Suzanne Alewine is a health care consultant and executive director of the Missouri Rural Health Association.
The author, who I make a point to read whenever he writes, is pointing fingers at Google for privacy issues (where have we heard this before?) in the education market, which they have Windows PC-like control of. Google’s business model and privacy needs can co-exist if done properly. Unlike Apple or Microsoft, Google’s approach is essentially
here is the hardware and software in our cloud, now go run with it.
There is nothing inherently wrong with that approach and could be tied to cost savings compared to traditional school vendors. Handholding and administration outside of internal staff must be made available, and Google does not have a history of having an inside sales support force or some of the assets in place, thus the rub.
Microsoft is rumored to have a direct answer to this market by introducing a version of Windows 10 that is locked down, modern RT if you will. This time it is for Universal Windows Programs only. The selling point is that you can get a locked down device, but should the end user or administrator desire and pay a fee, it can be upgraded to full Windows 10 Home or Pro edition. This way you can have the best of both productivity worlds and can be executed today, unlike other devices announced. This will put a dent into Google’s dominance of the 3-12 education market, and make inroads in undergraduate studies with the upgrade options. The upgrade fee for educational buyers needs to include Office 365, OneDrive, and Skype automatically for up to 4 years. Pricing somewhere along the lines of $100 home and $150 pro. Currently $120 for home, $200 for pro, and $80 for Office University. Should Microsoft hit a home run with this in 2017, you better believe that the Electronic Freedom Foundation will have them in the crosshairs.
When one of the handles I follow on Twitter retweeted this link, a compelling reason to explore it further is due to having a keen interest in the subject, having written about it previously. Since the politician profiled is not part of either dominant political party, his chances of being co-opted immediately are slim and none. However, part of his argument on selling some public lands does make sense and could fly in a limited way.
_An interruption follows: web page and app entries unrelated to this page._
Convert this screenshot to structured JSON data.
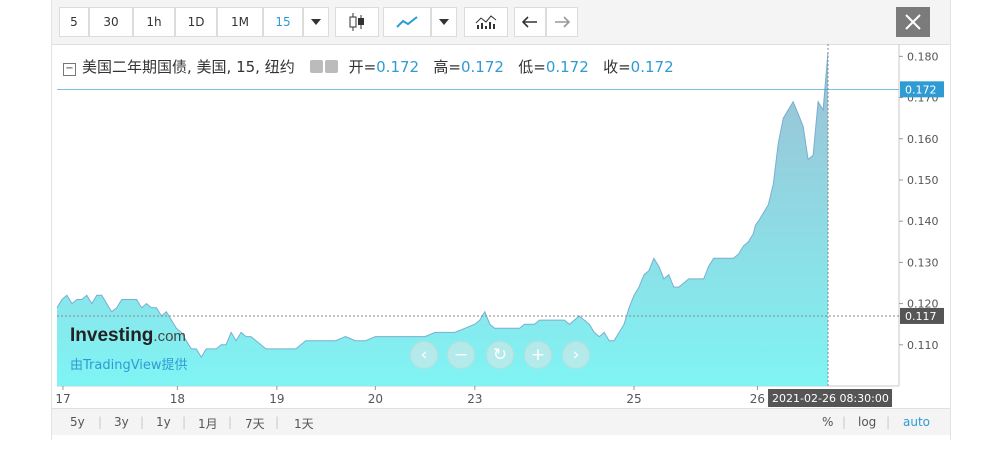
{
  "toolbar": {
    "intervals": [
      "5",
      "30",
      "1h",
      "1D",
      "1M"
    ],
    "selected_interval": "15"
  },
  "legend": {
    "title": "美国二年期国债, 美国, 15, 纽约",
    "open_label": "开=",
    "open_value": "0.172",
    "high_label": "高=",
    "high_value": "0.172",
    "low_label": "低=",
    "low_value": "0.172",
    "close_label": "收=",
    "close_value": "0.172"
  },
  "watermark": {
    "brand": "Investing",
    "brand_suffix": ".com",
    "powered_by": "由TradingView提供"
  },
  "bottom": {
    "ranges": [
      "5y",
      "3y",
      "1y",
      "1月",
      "7天",
      "1天"
    ],
    "scale_options": [
      "%",
      "log",
      "auto"
    ]
  },
  "colors": {
    "accent": "#2f9bd3",
    "area_top": "#9dbfd3",
    "area_bottom": "#80f4f4",
    "line": "#7aaed0"
  },
  "chart_data": {
    "type": "area",
    "ylim": [
      0.1,
      0.183
    ],
    "y_ticks": [
      0.11,
      0.12,
      0.13,
      0.14,
      0.15,
      0.16,
      0.17,
      0.18
    ],
    "y_tick_labels": [
      "0.110",
      "0.120",
      "0.130",
      "0.140",
      "0.150",
      "0.160",
      "0.170",
      "0.180"
    ],
    "current_value": 0.172,
    "current_label": "0.172",
    "crosshair_value": 0.117,
    "crosshair_label": "0.117",
    "crosshair_time_label": "2021-02-26 08:30:00",
    "x_ticks": [
      {
        "label": "17",
        "t": 0.6
      },
      {
        "label": "18",
        "t": 12.1
      },
      {
        "label": "19",
        "t": 22.1
      },
      {
        "label": "20",
        "t": 32.0
      },
      {
        "label": "23",
        "t": 42.0
      },
      {
        "label": "25",
        "t": 58.0
      },
      {
        "label": "26",
        "t": 70.4
      }
    ],
    "x_range": [
      0,
      78
    ],
    "x": [
      0,
      0.5,
      1,
      1.5,
      2,
      2.5,
      3,
      3.5,
      4,
      4.5,
      5,
      5.5,
      6,
      6.5,
      7,
      7.5,
      8,
      8.5,
      9,
      9.5,
      10,
      10.5,
      11,
      11.5,
      12,
      12.5,
      13,
      13.5,
      14,
      14.5,
      15,
      15.5,
      16,
      16.5,
      17,
      17.5,
      18,
      18.5,
      19,
      19.5,
      20,
      20.5,
      21,
      21.5,
      22,
      23,
      24,
      25,
      26,
      27,
      28,
      29,
      30,
      31,
      32,
      33,
      34,
      35,
      36,
      37,
      38,
      39,
      40,
      41,
      42,
      42.5,
      43,
      43.5,
      44,
      44.5,
      45,
      45.5,
      46,
      46.5,
      47,
      47.5,
      48,
      48.5,
      49,
      49.5,
      50,
      50.5,
      51,
      51.5,
      52,
      52.5,
      53,
      53.5,
      54,
      54.5,
      55,
      55.5,
      56,
      56.5,
      57,
      57.5,
      58,
      58.5,
      59,
      59.5,
      60,
      60.5,
      61,
      61.5,
      62,
      62.5,
      63,
      63.5,
      64,
      64.5,
      65,
      65.5,
      66,
      66.5,
      67,
      67.5,
      68,
      68.5,
      69,
      69.5,
      70,
      70.2,
      70.5,
      71,
      71.5,
      72,
      72.5,
      73,
      73.5,
      74,
      74.5,
      75,
      75.5,
      76,
      76.5,
      77,
      77.5
    ],
    "y": [
      0.119,
      0.121,
      0.122,
      0.12,
      0.121,
      0.121,
      0.122,
      0.12,
      0.122,
      0.122,
      0.12,
      0.118,
      0.119,
      0.121,
      0.121,
      0.121,
      0.121,
      0.119,
      0.12,
      0.119,
      0.119,
      0.117,
      0.118,
      0.116,
      0.114,
      0.113,
      0.111,
      0.109,
      0.109,
      0.107,
      0.109,
      0.109,
      0.109,
      0.11,
      0.11,
      0.113,
      0.111,
      0.113,
      0.112,
      0.112,
      0.111,
      0.11,
      0.109,
      0.109,
      0.109,
      0.109,
      0.109,
      0.111,
      0.111,
      0.111,
      0.111,
      0.112,
      0.111,
      0.111,
      0.112,
      0.112,
      0.112,
      0.112,
      0.112,
      0.112,
      0.113,
      0.113,
      0.113,
      0.114,
      0.115,
      0.116,
      0.118,
      0.115,
      0.114,
      0.114,
      0.114,
      0.114,
      0.114,
      0.114,
      0.115,
      0.115,
      0.115,
      0.116,
      0.116,
      0.116,
      0.116,
      0.116,
      0.116,
      0.115,
      0.116,
      0.117,
      0.116,
      0.115,
      0.113,
      0.112,
      0.113,
      0.111,
      0.111,
      0.113,
      0.115,
      0.119,
      0.122,
      0.124,
      0.127,
      0.128,
      0.131,
      0.129,
      0.126,
      0.127,
      0.124,
      0.124,
      0.125,
      0.126,
      0.126,
      0.126,
      0.126,
      0.129,
      0.131,
      0.131,
      0.131,
      0.131,
      0.131,
      0.132,
      0.134,
      0.135,
      0.137,
      0.139,
      0.14,
      0.142,
      0.144,
      0.149,
      0.159,
      0.165,
      0.167,
      0.169,
      0.166,
      0.163,
      0.155,
      0.156,
      0.169,
      0.167,
      0.181,
      0.163,
      0.166,
      0.171,
      0.168,
      0.164,
      0.17,
      0.172,
      0.176,
      0.178,
      0.175,
      0.177,
      0.174,
      0.179,
      0.18,
      0.177,
      0.172
    ]
  }
}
The plan he proposes for the funds raised would only work in a limited number of states which does not include the Carolinas.
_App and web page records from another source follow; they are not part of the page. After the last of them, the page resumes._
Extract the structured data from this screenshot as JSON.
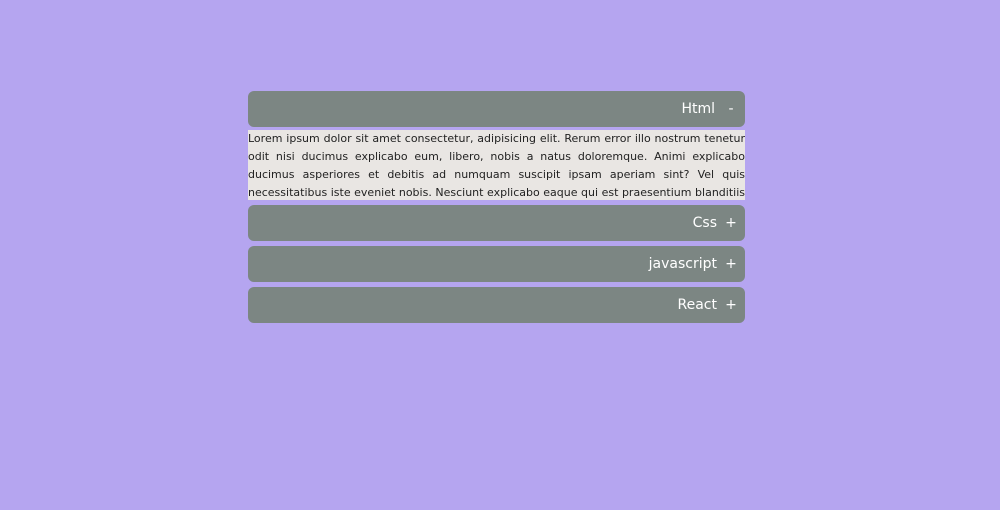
{
  "accordion": {
    "items": [
      {
        "title": "Html",
        "sign": "-",
        "body": "Lorem ipsum dolor sit amet consectetur, adipisicing elit. Rerum error illo nostrum tenetur odit nisi ducimus explicabo eum, libero, nobis a natus doloremque. Animi explicabo ducimus asperiores et debitis ad numquam suscipit ipsam aperiam sint? Vel quis necessitatibus iste eveniet nobis. Nesciunt explicabo eaque qui est praesentium blanditiis iure exercitationem."
      },
      {
        "title": "Css",
        "sign": "+"
      },
      {
        "title": "javascript",
        "sign": "+"
      },
      {
        "title": "React",
        "sign": "+"
      }
    ]
  },
  "colors": {
    "background": "#b5a5f0",
    "header": "#7c8683",
    "panel": "#e9e6e3"
  }
}
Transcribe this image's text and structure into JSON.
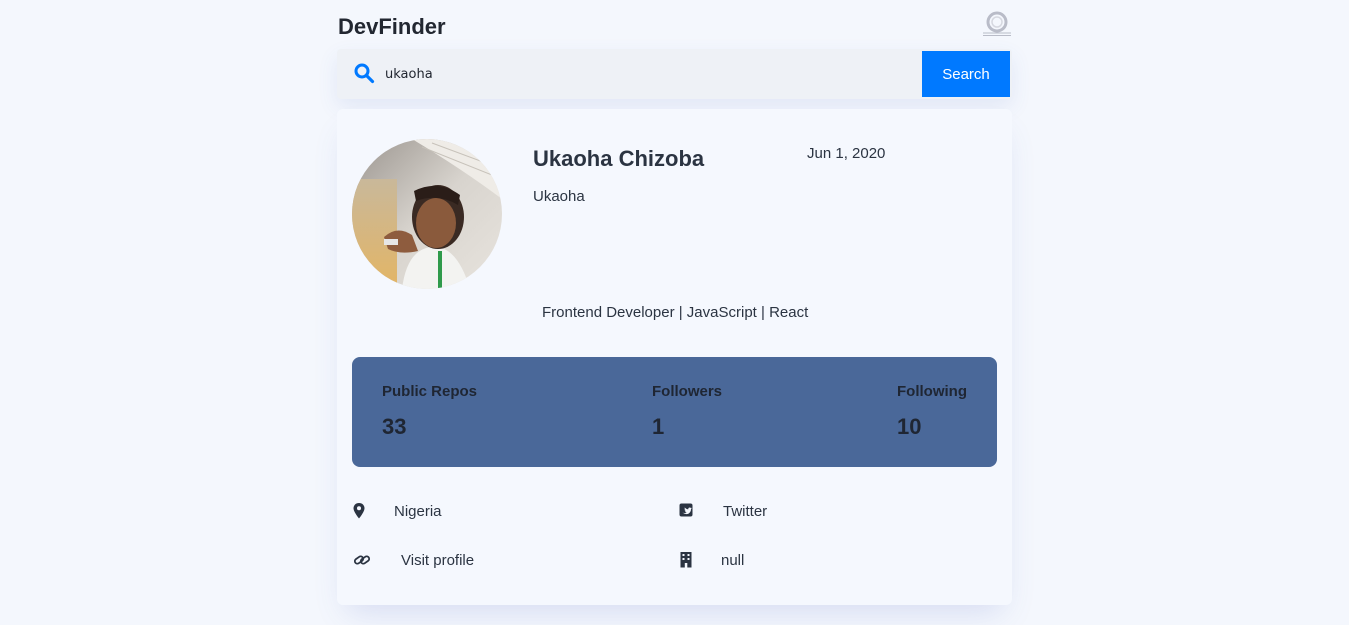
{
  "header": {
    "brand": "DevFinder"
  },
  "search": {
    "query": "ukaoha",
    "button_label": "Search"
  },
  "profile": {
    "name": "Ukaoha Chizoba",
    "joined": "Jun 1, 2020",
    "login": "Ukaoha",
    "bio": "Frontend Developer | JavaScript | React"
  },
  "stats": [
    {
      "label": "Public Repos",
      "value": "33"
    },
    {
      "label": "Followers",
      "value": "1"
    },
    {
      "label": "Following",
      "value": "10"
    }
  ],
  "links": {
    "location": {
      "text": "Nigeria",
      "icon": "map-pin-icon"
    },
    "twitter": {
      "text": "Twitter",
      "icon": "twitter-square-icon"
    },
    "website": {
      "text": "Visit profile",
      "icon": "link-icon"
    },
    "company": {
      "text": "null",
      "icon": "building-icon"
    }
  },
  "colors": {
    "accent": "#0079ff",
    "stats_background": "#4a6899",
    "page_background": "#f4f7fd",
    "card_background": "#f5f8fe",
    "text": "#2b3442"
  }
}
I think this is a great idea and should spread to the states. In your final days, happiness is beyond deserved, it is required. As this is cutting edge technology, not a lot of published journals or even popular media exist on the subject. Most of what is found currently deals with telehealth and remote monitoring. Patients and caregivers alike seek remote mutual support from others who are coping with a terminal illness (Demiris, Oliver, & Wittenberg-Lyles, 2011). Where VR fits this scenario is to provide experiences that can be shared with a support network similar to the description in the previous sentence. At this stage, VR is a near exclusive on-premise function that can be administered by allied health personnel, not necessarily nurses unless there is a problem.
H /T ZDNet UK – Loros
“In the UK, terminally ill patients are being transported from the hospice to other worlds.”